Lillilan Hanly and producers Will Parsonson and Reuben McLaren bring you bFM's daily news & current affairs show, including Dear Science with AUT Chemistry professor Allan Blackman and our regular chat with Tracey Martin from New Zealand First.
The Wire is 95bFM's long-running daily bastion of news, current affairs and views through the bFM lens.
Lillian Hanly has recently finished her Masters, a wannabe exposé on John Key, and is now the News Director at bFM after volunteering since early 2014. In her spare time she'll be catching up on reading all the Noam Chomsky and Charles W. Mills books she wasn't able to in the past 5 five years of tertiary education, trying to make her second documentary film and lifeguarding at Bethells Beach. Ko Te Reo Māori te reo tuatahi a Lillian, he wahine Pākehā nō Aotearoa, Lillian is Pākehā and her first language is Māori. This upbringing highly influences the way she tells stories on the radio.
Addiction and gambling has always been a major problem in society, but what happens when gambling is normalised in the online sphere?
Lotto New Zealand have recently launched an add-on to their gambling app, allowing them to sell Instant Kiwi products to consumers. Critics argue, apps like this are problematic, as gambling becomes hugely accessible at all times.
Mark Casson speaks to Anthony Hawke, from Hapai Te Hauora about the risks of online gambling.
A new book looking into the role of the sovereign, governor-general, and crown in New Zealand has been published. This Realm of New Zealand is a comprehensive account of how the Queen, governor-general, and the Crown interact with our democratically elected leaders under New Zealand’s unwritten constitution. The authors also examine some of the key issues to be considered should NZ become a republic. Sam Smith spoke to the book’s co-author Professor Janet McLean.
The campaign to save sacred land at Ihumatao in Mangere is moving to the environment court. SOUL decided to take legal action against Heritage New Zealand after they approved Fletcher Building application to destroy wahi tapu and archaeological sites on the land marked for development. No settlement was reached and the case is now moving to the environment court. No sort of development can occur on the whenua until the environment court process is settled. Sam Smith spoke to SOUL spokesperson Pania Newton about the latest developments.
Over the past few months, Facebook has come under fire for its role in presenting news to the public. There’s been criticism that it creates a bubble of information that’s curated by algorithms based on user’s values. This has caused issues in users receiving potentially false but self-affirming information, causing problems in news consumption worldwide.
Joel spoke to Dr Neal Curtis, a published author, media theorist and professor at Auckland University, and News Director Lillian Hanley about this.
Reporter Conor Knell speaks to Doctor of International Politics at Auckland University, Thomas Gregory, on the state of democracy in Turkey.
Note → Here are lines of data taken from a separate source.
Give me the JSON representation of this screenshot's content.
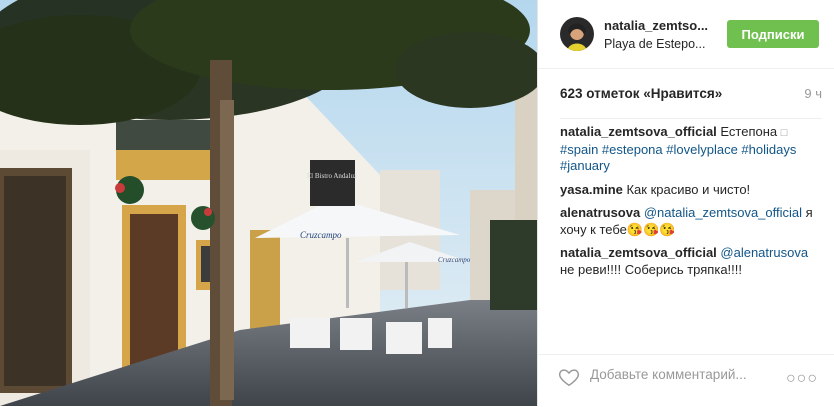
{
  "post": {
    "username": "natalia_zemtso...",
    "location": "Playa de Estepo...",
    "follow_label": "Подписки",
    "likes": "623 отметок «Нравится»",
    "time": "9 ч"
  },
  "comments": [
    {
      "user": "natalia_zemtsova_official",
      "text": " Естепона ",
      "glyph": "□",
      "hashtags": "#spain #estepona #lovelyplace #holidays #january"
    },
    {
      "user": "yasa.mine",
      "text": " Как красиво и чисто!"
    },
    {
      "user": "alenatrusova",
      "mention": " @natalia_zemtsova_official",
      "text": " я хочу к тебе😘😘😘"
    },
    {
      "user": "natalia_zemtsova_official",
      "mention": " @alenatrusova",
      "text": " не реви!!!! Соберись тряпка!!!!"
    }
  ],
  "photo_text": {
    "sign": "El Bistro Andaluz",
    "umbrella": "Cruzcampo"
  },
  "footer": {
    "add_comment_placeholder": "Добавьте комментарий...",
    "more": "○○○"
  },
  "colors": {
    "follow": "#70c050",
    "link": "#125688",
    "muted": "#999999"
  },
  "icons": [
    "heart-icon",
    "more-options-icon"
  ]
}
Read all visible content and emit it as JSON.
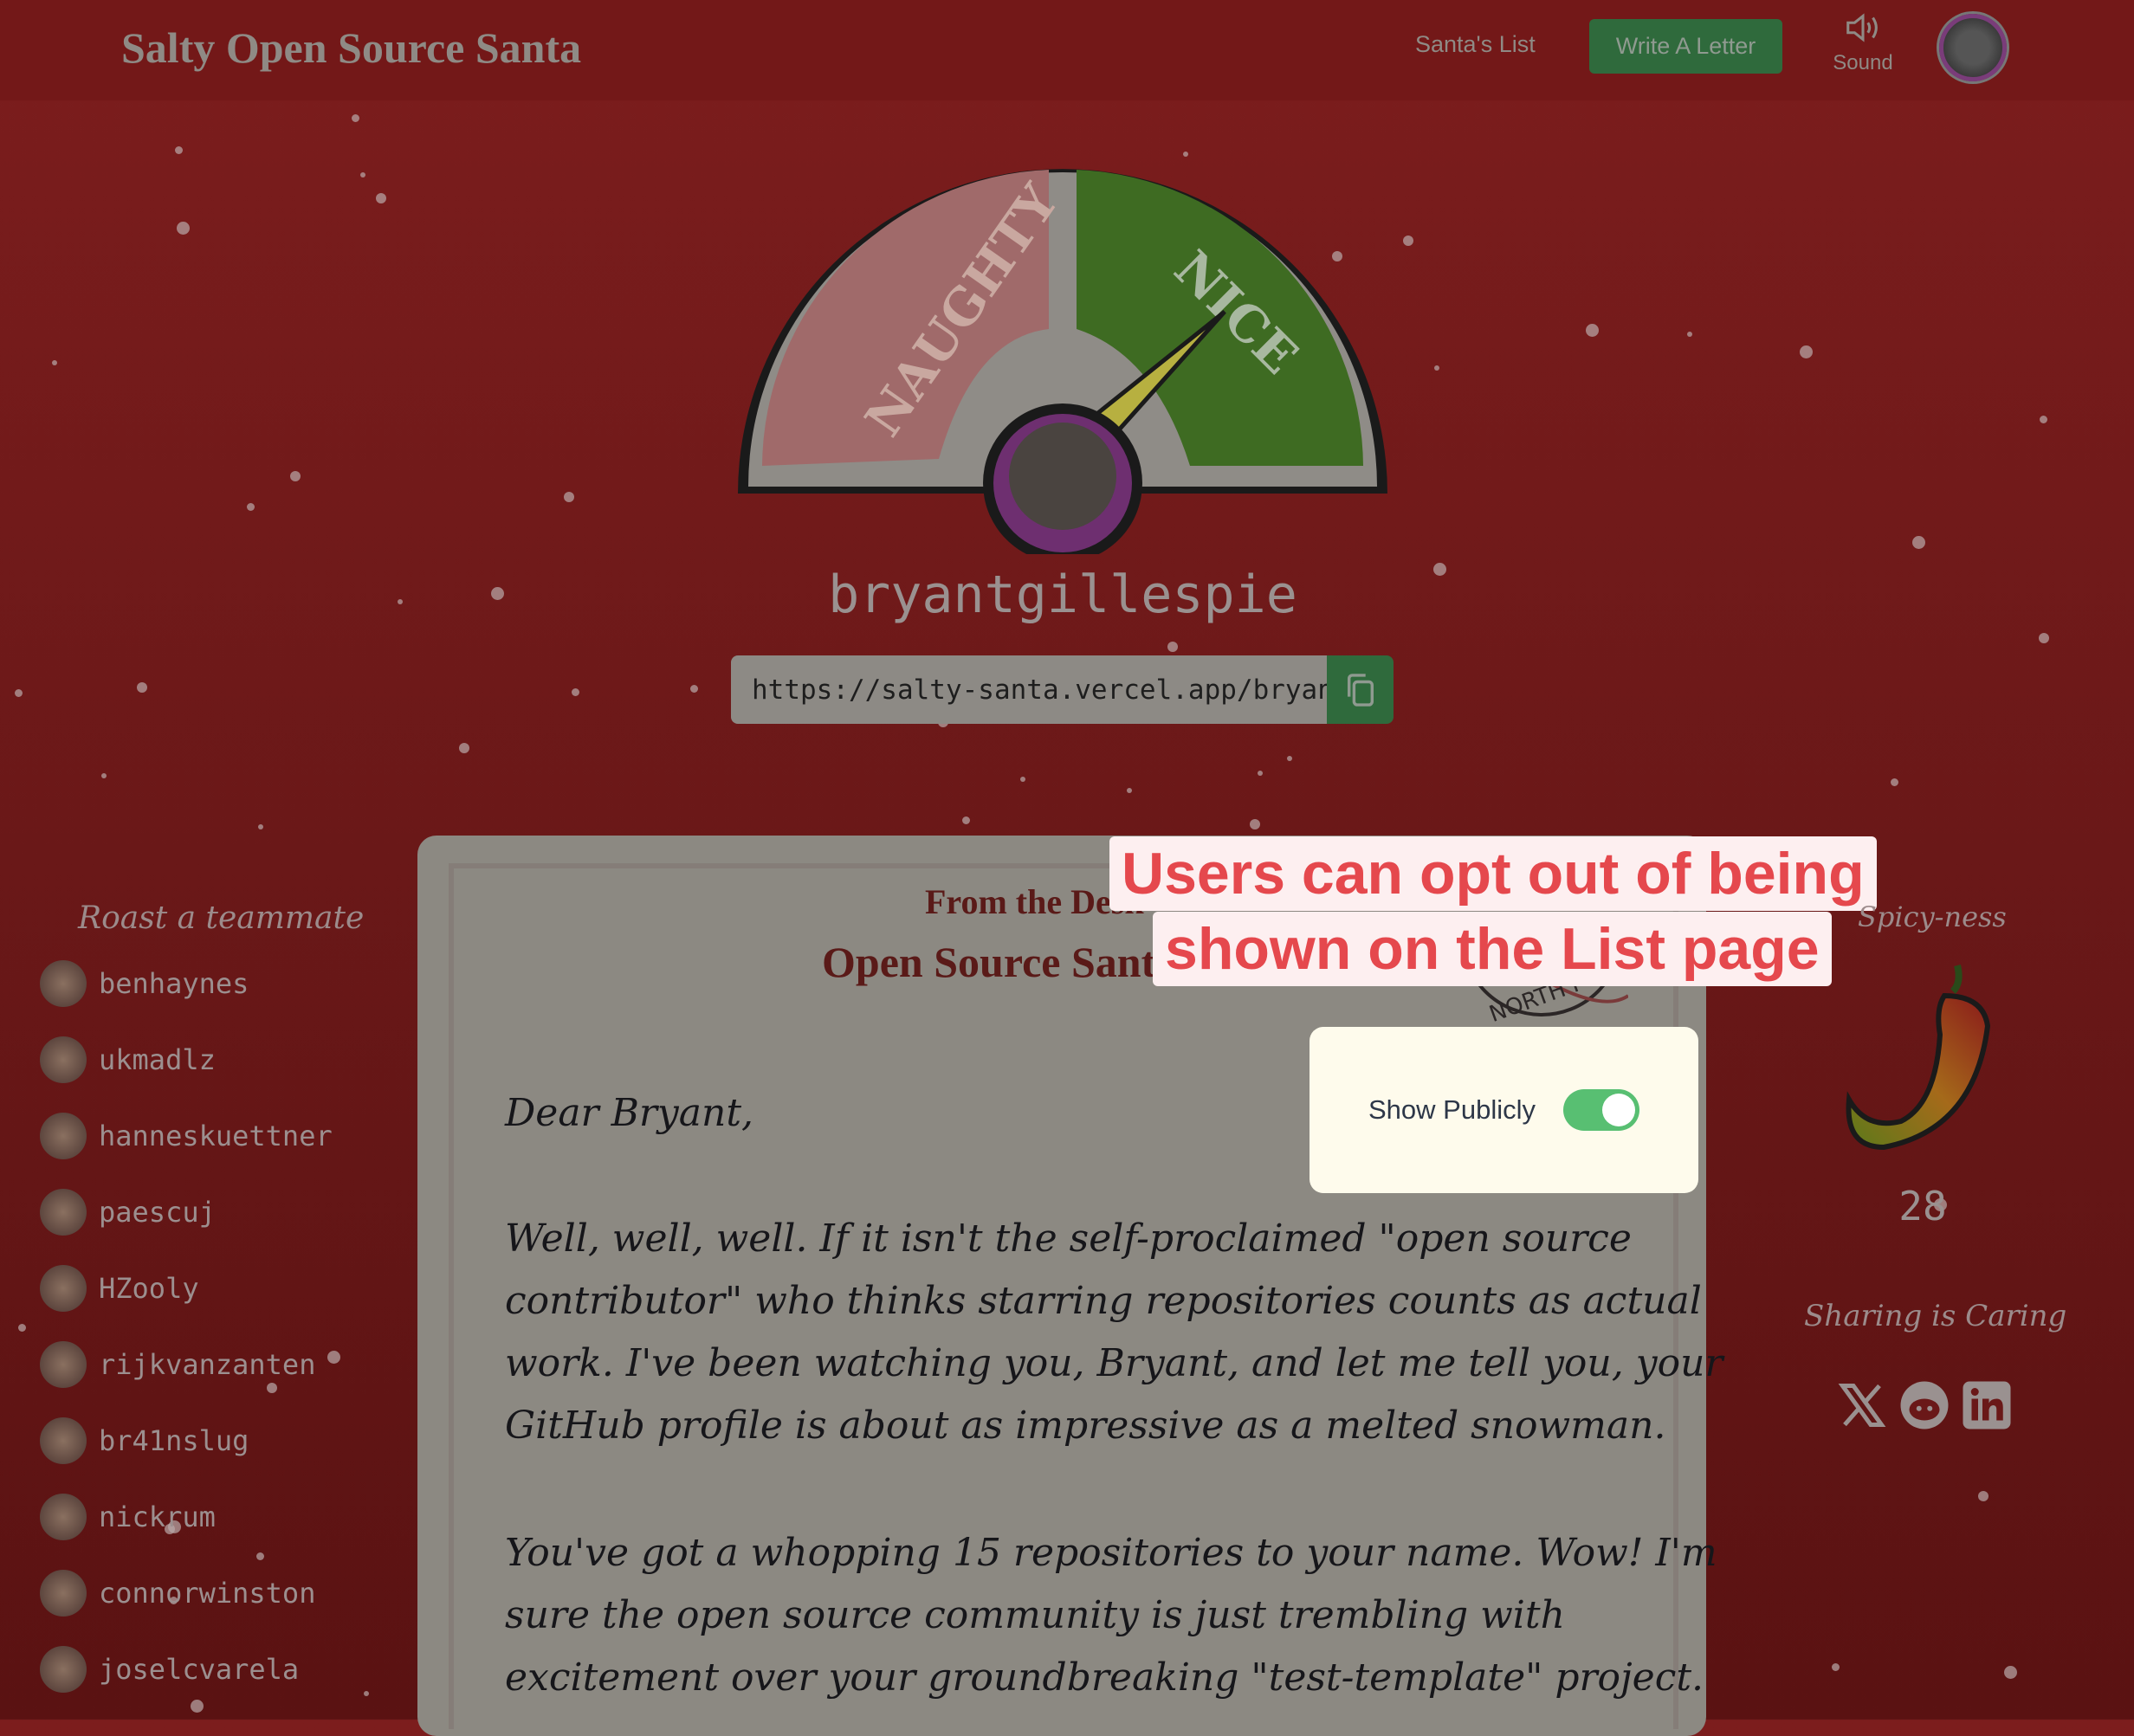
{
  "header": {
    "title": "Salty Open Source Santa",
    "nav_list": "Santa's List",
    "write_letter": "Write A Letter",
    "sound_label": "Sound",
    "sound_icon": "speaker-icon"
  },
  "gauge": {
    "left_label": "NAUGHTY",
    "right_label": "NICE",
    "needle_icon": "gauge-needle"
  },
  "profile": {
    "username": "bryantgillespie",
    "share_url": "https://salty-santa.vercel.app/bryantgillespie",
    "copy_icon": "copy-icon"
  },
  "sidebar": {
    "heading": "Roast a teammate",
    "teammates": [
      "benhaynes",
      "ukmadlz",
      "hanneskuettner",
      "paescuj",
      "HZooly",
      "rijkvanzanten",
      "br41nslug",
      "nickrum",
      "connorwinston",
      "joselcvarela"
    ]
  },
  "letter": {
    "from_line": "From the Desk",
    "title_line": "Open Source Santa",
    "stamp_text": "NORTH POLE",
    "greeting": "Dear Bryant,",
    "paragraph1": [
      "Well, well, well. If it isn't the self-proclaimed \"open source",
      "contributor\" who thinks starring repositories counts as actual",
      "work. I've been watching you, Bryant, and let me tell you, your",
      "GitHub profile is about as impressive as a melted snowman."
    ],
    "paragraph2": [
      "You've got a whopping 15 repositories to your name. Wow! I'm",
      "sure the open source community is just trembling with",
      "excitement over your groundbreaking \"test-template\" project."
    ]
  },
  "annotation": {
    "line1": "Users can opt out of being",
    "line2": "shown on the List page"
  },
  "visibility": {
    "label": "Show Publicly",
    "enabled": true
  },
  "spice": {
    "heading": "Spicy-ness",
    "score": "28",
    "icon": "chili-pepper-icon"
  },
  "share": {
    "heading": "Sharing is Caring",
    "icons": [
      "x-icon",
      "reddit-icon",
      "linkedin-icon"
    ]
  },
  "colors": {
    "background": "#7c1d1d",
    "accent_green": "#2f6a3c",
    "annotation_red": "#e5484d",
    "toggle_on": "#58bf72"
  }
}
Producer Laura speaks with political coordinator of AAAP, Ricardo Menendez March, on punitive costs placed upon mothers who do not list the biological father's name on their child's birth certificate.
This week in Neighbourhood Watch with Nicole Wedding from Radio Adelaide, we talk about a campaign being undertaken in Tasmania to save 500,000 wildlife from death by car.
Producer Conor speaks with Susan St John of the Child Poverty Action Group, about treasury's mistake in projecting child poverty reduction numbers.
And of course we continue our weekly chat with National Party MP, Jami-Lee Ross. Kelly asks him to explain the error Treasury made in relation to the numbers of children forecast to be lifted out of poverty.
News and Editorial Director Lillian Hanly responds to conversations by people who have never been involved in Te Reo Māori revitalisation about the revitalisation of Te Reo Māori. In this report, Lillian speaks with Glenis Philip-Barbara, Finn Ogle, Max Harris and Vincent Olsen-Reeder - people who have been involved with language revitalisation efforts. Thank you also to Leonie Pihama, Tina Ngata and Leonie Hayden for their public commentary.